** Activity **
Whenever the word "Wide" turns up in a line below, that line should be copied.

** Supplied records **
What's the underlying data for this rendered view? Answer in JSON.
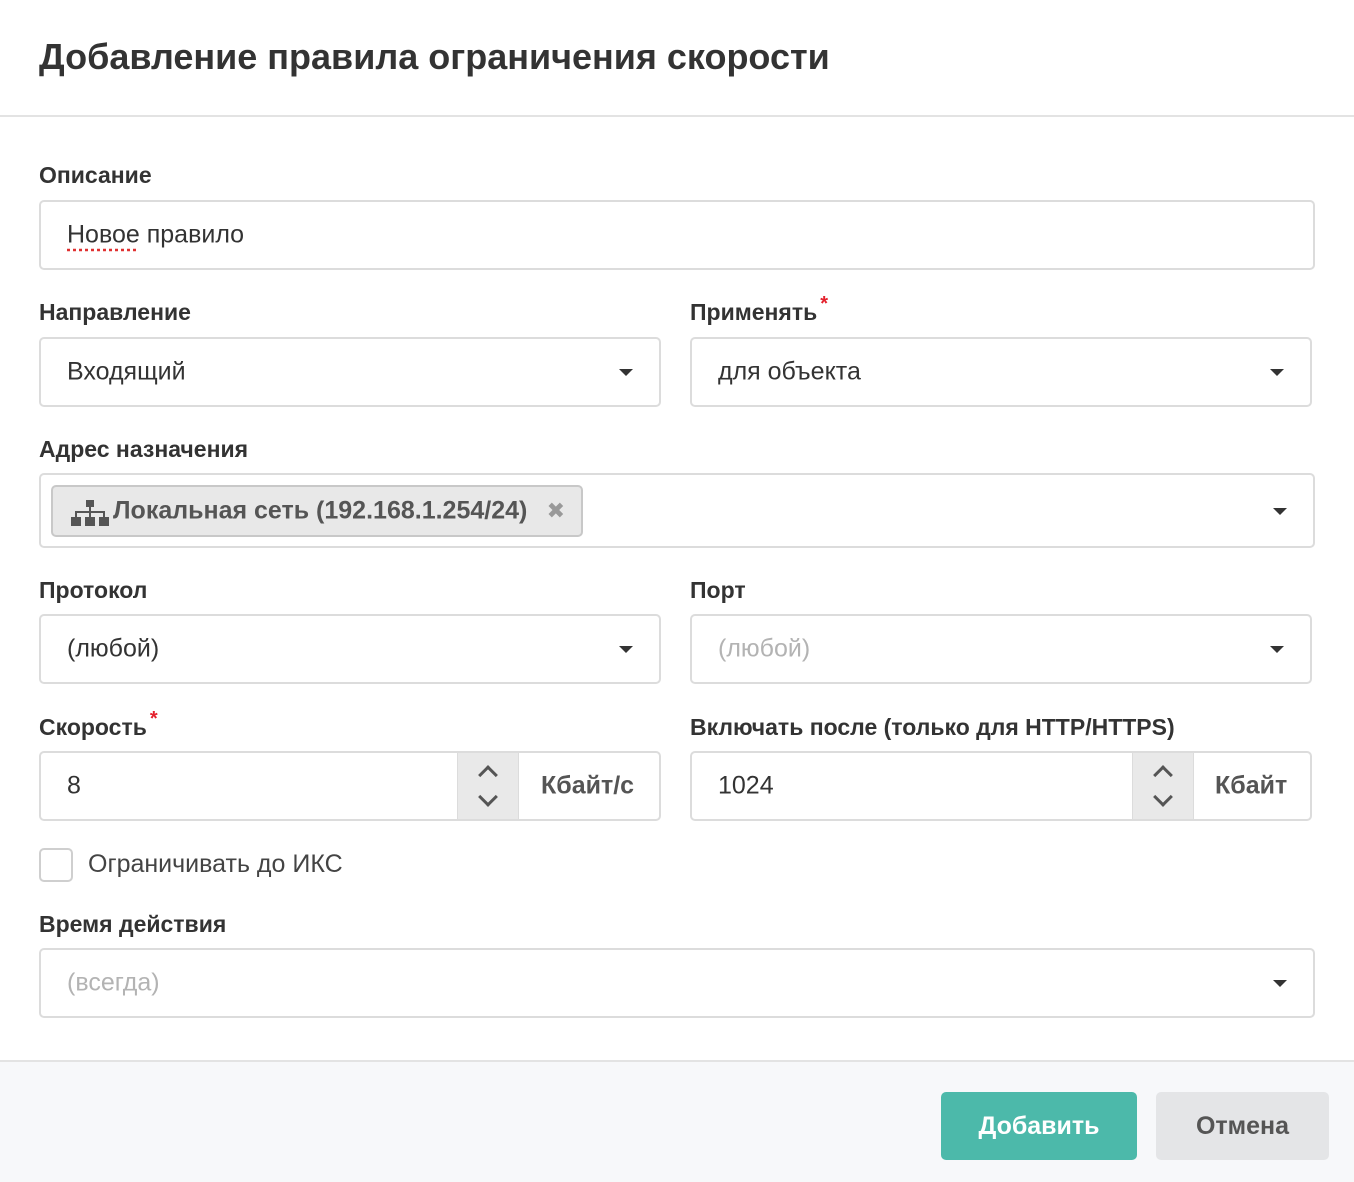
{
  "dialog": {
    "title": "Добавление правила ограничения скорости"
  },
  "form": {
    "description": {
      "label": "Описание",
      "value_word1": "Новое",
      "value_rest": " правило"
    },
    "direction": {
      "label": "Направление",
      "value": "Входящий"
    },
    "apply": {
      "label": "Применять",
      "required_mark": "*",
      "value": "для объекта"
    },
    "destination": {
      "label": "Адрес назначения",
      "tag_icon": "network-icon",
      "tag_text": "Локальная сеть (192.168.1.254/24)",
      "tag_remove": "✖"
    },
    "protocol": {
      "label": "Протокол",
      "value": "(любой)"
    },
    "port": {
      "label": "Порт",
      "placeholder": "(любой)"
    },
    "speed": {
      "label": "Скорость",
      "required_mark": "*",
      "value": "8",
      "unit": "Кбайт/с"
    },
    "enable_after": {
      "label": "Включать после (только для HTTP/HTTPS)",
      "value": "1024",
      "unit": "Кбайт"
    },
    "limit_to_ics": {
      "label": "Ограничивать до ИКС",
      "checked": false
    },
    "schedule": {
      "label": "Время действия",
      "placeholder": "(всегда)"
    }
  },
  "footer": {
    "add_label": "Добавить",
    "cancel_label": "Отмена"
  },
  "colors": {
    "primary": "#4cb9aa",
    "required": "#e4212d",
    "border": "#dcdcdc"
  }
}
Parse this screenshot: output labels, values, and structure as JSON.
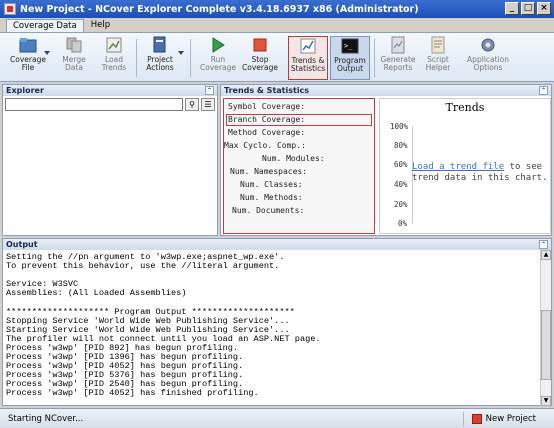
{
  "window": {
    "title": "New Project - NCover Explorer Complete v3.4.18.6937 x86 (Administrator)",
    "minimize": "_",
    "maximize": "□",
    "close": "×"
  },
  "ribbon_tabs": [
    {
      "label": "Coverage Data",
      "active": true
    },
    {
      "label": "Help",
      "active": false
    }
  ],
  "ribbon": {
    "coverage_file": "Coverage\nFile",
    "merge_data": "Merge\nData",
    "load_trends": "Load\nTrends",
    "project_actions": "Project\nActions",
    "run_coverage": "Run\nCoverage",
    "stop_coverage": "Stop\nCoverage",
    "trends_statistics": "Trends &\nStatistics",
    "program_output": "Program\nOutput",
    "generate_reports": "Generate\nReports",
    "script_helper": "Script\nHelper",
    "application_options": "Application\nOptions"
  },
  "explorer": {
    "title": "Explorer",
    "search_value": "",
    "search_icon": "search-icon",
    "options_icon": "options-icon"
  },
  "trends_panel": {
    "title": "Trends & Statistics",
    "stats": [
      "Symbol Coverage:",
      "Branch Coverage:",
      "Method Coverage:",
      "Max Cyclo. Comp.:",
      "Num. Modules:",
      "Num. Namespaces:",
      "Num. Classes:",
      "Num. Methods:",
      "Num. Documents:"
    ],
    "chart": {
      "title": "Trends",
      "y_ticks": [
        "100%",
        "80%",
        "60%",
        "40%",
        "20%",
        "0%"
      ],
      "link_text": "Load a trend file",
      "msg_text": " to see trend data in this chart."
    }
  },
  "chart_data": {
    "type": "line",
    "title": "Trends",
    "ylim": [
      0,
      100
    ],
    "y_ticks": [
      "100%",
      "80%",
      "60%",
      "40%",
      "20%",
      "0%"
    ],
    "series": []
  },
  "output": {
    "title": "Output",
    "lines": [
      "Setting the //pn argument to 'w3wp.exe;aspnet_wp.exe'.",
      "To prevent this behavior, use the //literal argument.",
      "",
      "Service: W3SVC",
      "Assemblies: (All Loaded Assemblies)",
      "",
      "******************** Program Output ********************",
      "Stopping Service 'World Wide Web Publishing Service'...",
      "Starting Service 'World Wide Web Publishing Service'...",
      "The profiler will not connect until you load an ASP.NET page.",
      "Process 'w3wp' [PID 892] has begun profiling.",
      "Process 'w3wp' [PID 1396] has begun profiling.",
      "Process 'w3wp' [PID 4052] has begun profiling.",
      "Process 'w3wp' [PID 5376] has begun profiling.",
      "Process 'w3wp' [PID 2540] has begun profiling.",
      "Process 'w3wp' [PID 4052] has finished profiling."
    ]
  },
  "status": {
    "left_text": "Starting NCover...",
    "new_project": "New Project"
  },
  "colors": {
    "titlebar": "#1b4fb8",
    "highlight_border": "#c83a3a",
    "link": "#3a6fd0"
  }
}
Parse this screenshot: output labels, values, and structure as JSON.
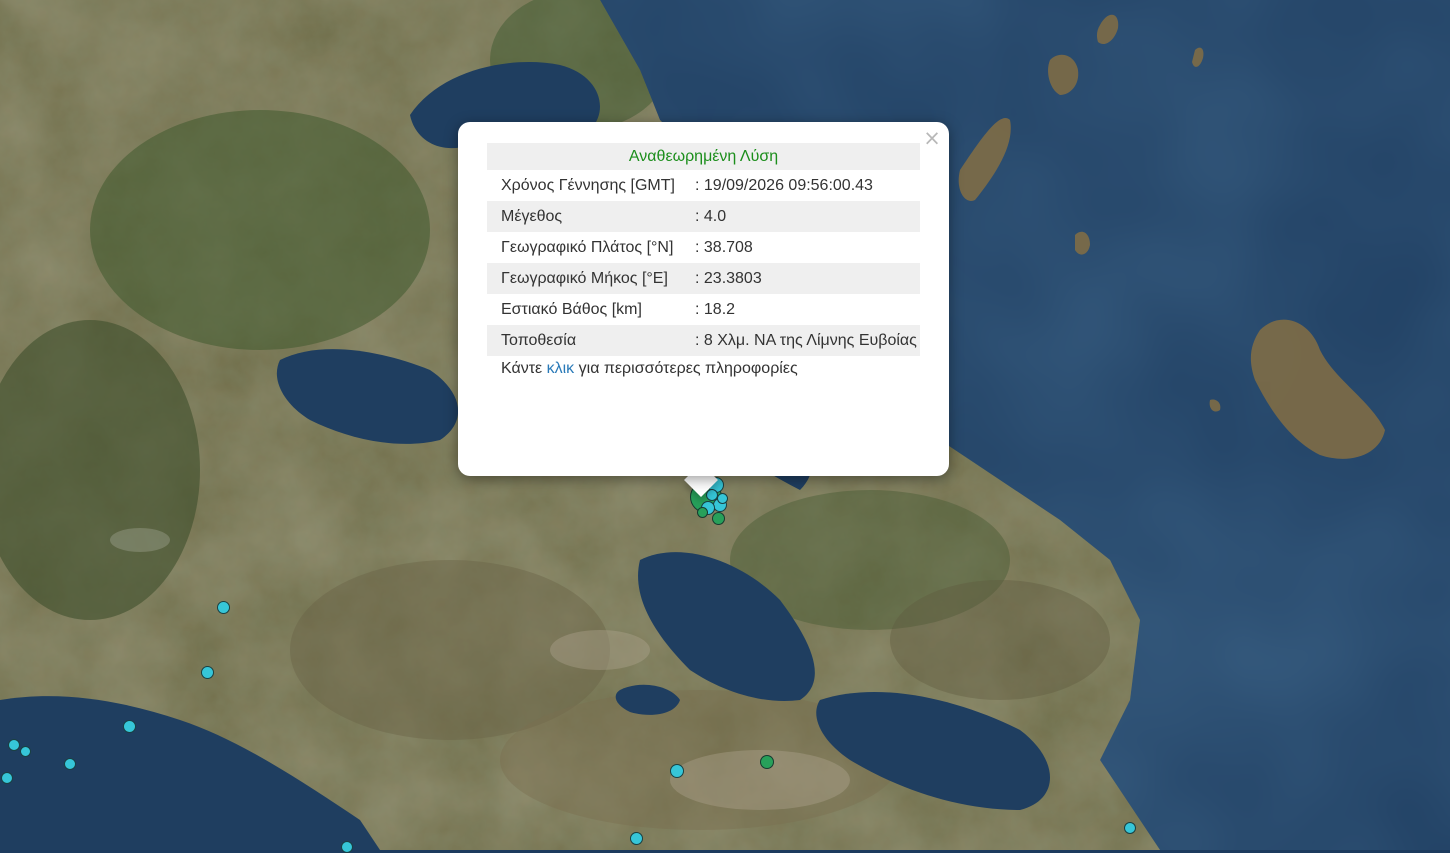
{
  "popup": {
    "title": "Αναθεωρημένη Λύση",
    "close_glyph": "×",
    "rows": [
      {
        "label": "Χρόνος Γέννησης [GMT]",
        "value": ": 19/09/2026 09:56:00.43"
      },
      {
        "label": "Μέγεθος",
        "value": ": 4.0"
      },
      {
        "label": "Γεωγραφικό Πλάτος [°N]",
        "value": ": 38.708"
      },
      {
        "label": "Γεωγραφικό Μήκος [°E]",
        "value": ": 23.3803"
      },
      {
        "label": "Εστιακό Βάθος [km]",
        "value": ": 18.2"
      },
      {
        "label": "Τοποθεσία",
        "value": ": 8 Χλμ. ΝΑ της Λίμνης Ευβοίας"
      }
    ],
    "footer_prefix": "Κάντε ",
    "footer_link": "κλικ",
    "footer_suffix": " για περισσότερες πληροφορίες"
  },
  "colors": {
    "marker_cyan": "#36c6d8",
    "marker_green": "#27a05a",
    "title_green": "#1b8e1b",
    "link_blue": "#2a7ab8",
    "sea": "#1d3b5e"
  }
}
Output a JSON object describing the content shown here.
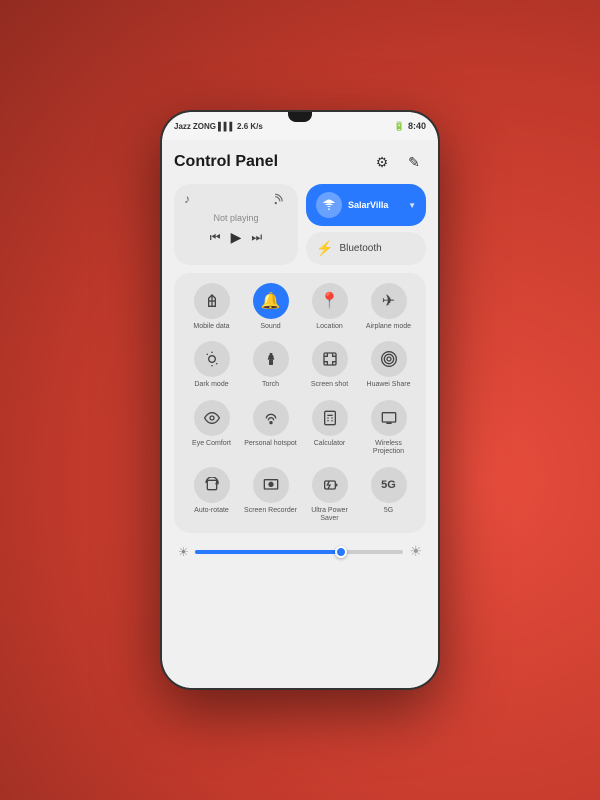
{
  "statusBar": {
    "carrier1": "Jazz",
    "carrier2": "ZONG",
    "time": "8:40",
    "network_speed": "2.6 K/s",
    "battery_icon": "🔋"
  },
  "header": {
    "title": "Control Panel",
    "settings_icon": "⚙",
    "edit_icon": "✎"
  },
  "mediaCard": {
    "not_playing": "Not playing"
  },
  "wifiCard": {
    "name": "SalarVilla",
    "arrow": "▼"
  },
  "bluetoothCard": {
    "label": "Bluetooth"
  },
  "gridItems": {
    "row1": [
      {
        "label": "Mobile data",
        "icon": "↕",
        "active": false
      },
      {
        "label": "Sound",
        "icon": "🔔",
        "active": true
      },
      {
        "label": "Location",
        "icon": "📍",
        "active": false
      },
      {
        "label": "Airplane mode",
        "icon": "✈",
        "active": false
      }
    ],
    "row2": [
      {
        "label": "Dark mode",
        "icon": "👁",
        "active": false
      },
      {
        "label": "Torch",
        "icon": "🔦",
        "active": false
      },
      {
        "label": "Screen shot",
        "icon": "📱",
        "active": false
      },
      {
        "label": "Huawei Share",
        "icon": "((·))",
        "active": false
      }
    ],
    "row3": [
      {
        "label": "Eye Comfort",
        "icon": "👁",
        "active": false
      },
      {
        "label": "Personal hotspot",
        "icon": "((·))",
        "active": false
      },
      {
        "label": "Calculator",
        "icon": "⊞",
        "active": false
      },
      {
        "label": "Wireless Projection",
        "icon": "▣",
        "active": false
      }
    ],
    "row4": [
      {
        "label": "Auto-rotate",
        "icon": "⟳",
        "active": false
      },
      {
        "label": "Screen Recorder",
        "icon": "⬤",
        "active": false
      },
      {
        "label": "Ultra Power Saver",
        "icon": "⊕",
        "active": false
      },
      {
        "label": "5G",
        "icon": "5G",
        "active": false
      }
    ]
  },
  "brightness": {
    "min_icon": "☀",
    "max_icon": "☀",
    "fill_percent": 70
  }
}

** Output **
      "Stopping Service 'World Wide Web Publishing Service'...",
      "Starting Service 'World Wide Web Publishing Service'...",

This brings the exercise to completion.